Torah.org Home Subscribe Services Support Us
  Parsha Insights
Print Version

Email this article to a friend

Parshas Shemini

Sheep, Pigs and Camels
By Rabbi Yisroel Ciner

This week’s parsha, Shmini, teaches the dietary laws of which animals can and can't be eaten. “These are the animals that can be eaten from amongst all of the animals of the land. All those that have split-hooves and chew their cud . . . [11:2-3]”

These kashrus laws apply and affect us on both a physical and spiritual level. Whenever someone takes issue, claiming there’s no evidence that these foods cause any physical harm, I invariably counter that I am, in fact, much older than I look. I was actually born B.C.­ before cholesterol . . . In those years, people had never heard of cholesterol. It wasn't found on a single supermarket label. It wasn't recognized as the number one cause of heart attacks. So much for what science knows as of today. We all know that twenty-five years from now we'll be looking back on the antiquated ideas, understandings and methods of the year 2003.

The same way that the physical composition of the food affects us in a physical sense, the spiritual make-up of the food affects us in a spiritual sense. Though we have some knowledge of the physical, how different things would impact upon us spiritually is clearly out of our league. Our only hope is to follow the directives of the Master Healer outlined in His Torah.

An interesting comparison is drawn between different nations and the animals that represent them. Yisroel is compared to a sheep, Esav {the modern western world} is compared to a pig and Yishmael {the Middle Eastern world} is compared to a camel.

(An interesting side point is that these animals are the staple foods of their respective nations. The Jews eat lamb but not pig or camel. The western world eats pig as one of its staples. The Moslem, Arab world doesn't eat pig but eat camel.)

Sheep have both of the necessary attributes in order to be kosher­they chew their cud and have split-hooves. Pigs have split-hooves but don't chew their cud, while camels chew their cud but don't have split-hooves.

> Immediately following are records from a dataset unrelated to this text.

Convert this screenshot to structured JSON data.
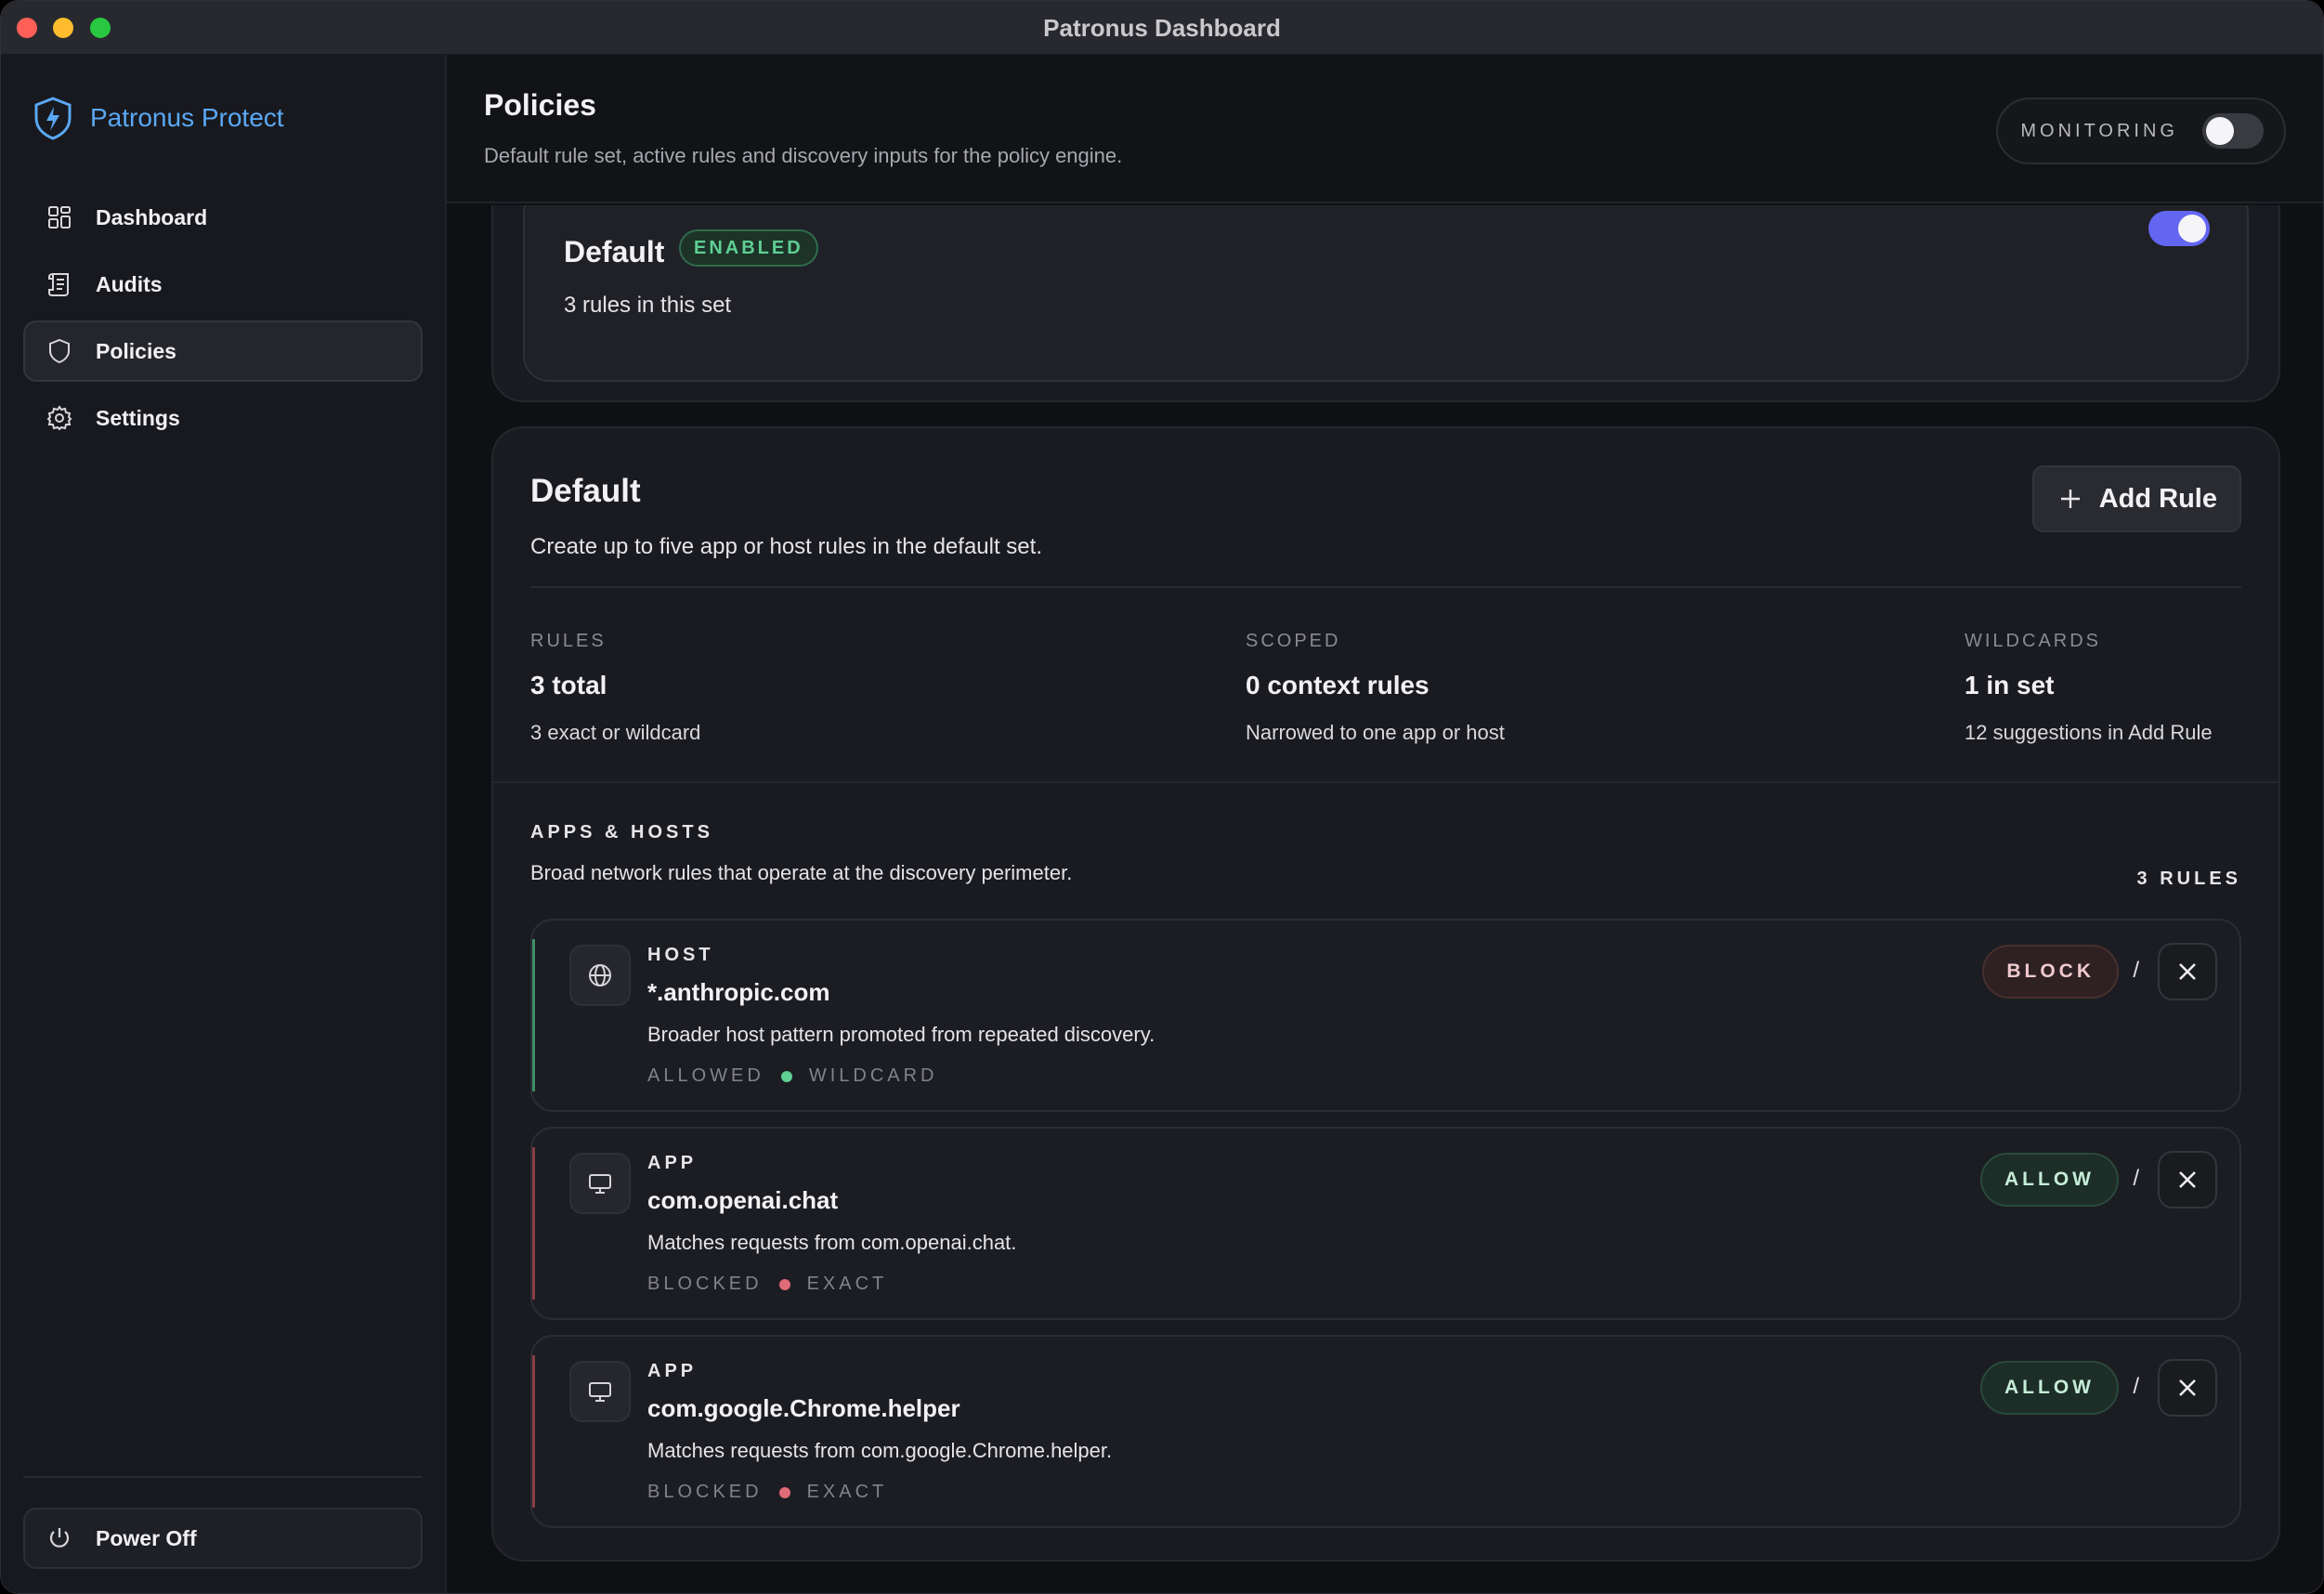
{
  "window": {
    "title": "Patronus Dashboard"
  },
  "brand": {
    "name": "Patronus Protect",
    "color": "#5aa8f5"
  },
  "sidebar": {
    "items": [
      {
        "label": "Dashboard",
        "icon": "grid-icon",
        "active": false
      },
      {
        "label": "Audits",
        "icon": "scroll-icon",
        "active": false
      },
      {
        "label": "Policies",
        "icon": "shield-icon",
        "active": true
      },
      {
        "label": "Settings",
        "icon": "gear-icon",
        "active": false
      }
    ],
    "power_label": "Power Off"
  },
  "header": {
    "title": "Policies",
    "subtitle": "Default rule set, active rules and discovery inputs for the policy engine.",
    "monitoring_label": "MONITORING",
    "monitoring_on": false
  },
  "rule_set": {
    "name": "Default",
    "badge": "ENABLED",
    "summary": "3 rules in this set",
    "enabled": true
  },
  "section": {
    "title": "Default",
    "subtitle": "Create up to five app or host rules in the default set.",
    "add_label": "Add Rule"
  },
  "stats": [
    {
      "label": "RULES",
      "value": "3 total",
      "note": "3 exact or wildcard"
    },
    {
      "label": "SCOPED",
      "value": "0 context rules",
      "note": "Narrowed to one app or host"
    },
    {
      "label": "WILDCARDS",
      "value": "1 in set",
      "note": "12 suggestions in Add Rule"
    }
  ],
  "apps_hosts": {
    "label": "APPS & HOSTS",
    "subtitle": "Broad network rules that operate at the discovery perimeter.",
    "count_label": "3 RULES"
  },
  "rules": [
    {
      "type": "HOST",
      "icon": "globe-icon",
      "name": "*.anthropic.com",
      "description": "Broader host pattern promoted from repeated discovery.",
      "status": "ALLOWED",
      "match": "WILDCARD",
      "status_color": "#5fcf94",
      "action": "BLOCK",
      "separator": "/"
    },
    {
      "type": "APP",
      "icon": "monitor-icon",
      "name": "com.openai.chat",
      "description": "Matches requests from com.openai.chat.",
      "status": "BLOCKED",
      "match": "EXACT",
      "status_color": "#e06b78",
      "action": "ALLOW",
      "separator": "/"
    },
    {
      "type": "APP",
      "icon": "monitor-icon",
      "name": "com.google.Chrome.helper",
      "description": "Matches requests from com.google.Chrome.helper.",
      "status": "BLOCKED",
      "match": "EXACT",
      "status_color": "#e06b78",
      "action": "ALLOW",
      "separator": "/"
    }
  ]
}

The hooves have to do with travel. That idea of always moving forward is exemplified by the western world. A father is termed “the old man.” Technology renders yesterday’s wonders obsolete. With the theory of evolution, there’s not much of a basis to respect the earlier generations who are simply a few steps closer to having been apes. The movement is forward, forward, forward with hardly a look behind. Having split-hooves but not chewing the cud.

Chewing the cud is a regurgitation of the past. The Middle Eastern world looks back on the success and glory of their history. Developments in mathematics and science are no longer their domain. Even their present is backward, a regurgitation of the past, indicating a fairly bleak future. Chewing the cud but not having split-hooves.

The sheep and other kosher animals both chew their cud and have split-hooves. Yisroel is manifested by a deep respect and reverence for the past­those that are generations closer to Adam HaRishon {the first man} and to those that stood at Sinai­and a confident faith and hope in the future and glory that it holds.

“Do not become defiled with these because I am Hashem, your G-d, sanctify yourselves because I am holy. . . [11:43-44]”

It is this commitment to the laws of kashrus that will help bring about that glorious future.

Good Shabbos,

Yisroel Ciner


Copyright © 2003 by Rabbi Yisroel Ciner and Project Genesis, Inc.


 

ARTICLES ON EMOR AND THE OMER:

View Complete List

Who is a Kohen?
Rabbi Berel Wein - 5768

From Emor to Omer
Rabbi Pinchas Winston - 5762

Just Follow the Leader
Rabbi Label Lam - 5771

ArtScroll

Have No Regrets
Rabbi Yissocher Frand - 5756

The Poor Takes Only What Belongs To Him Already
Rabbi Yissocher Frand - 5772

Deciphering The Medrash's Linkage of Omer, Milah, and Sotah
Rabbi Yissocher Frand - 5763

Frumster - Orthodox Jewish Dating

With All Due Respect
Rabbi Eliyahu Hoffmann - 5758

Kohanim and the Concept of Death
Rabbi Berel Wein - 5775

Kiddush Hashem
Shlomo Katz - 5772

Looking for a Chavrusah?

The Consequences of Anger
Shlomo Katz - 5759

High Potential vs. High Risk
Rabbi Yissocher Frand - 5762

Son of a Gaon
Rabbi Mordechai Kamenetzky - 5758

> The Double Edged Sword of Mistaken Impressions
Rabbi Yissocher Frand - 5771

On Death and Dying
Rabbi Aron Tendler - 5763

Why Shabbat?
Shlomo Katz - 5773

Sefiras HaOmer and Rabbi Akiva
Rabbi Yehudah Prero - 5766



Project Genesis

Torah.org Home


Torah Portion

Jewish Law

Ethics

Texts

Learn the Basics

Seasons

Features

TORAHAUDIO

Ask The Rabbi

Knowledge Base




Help

About Us

Contact Us



Free Book on Geulah!




Torah.org Home
Torah.org HomeCapalon.com Copyright Information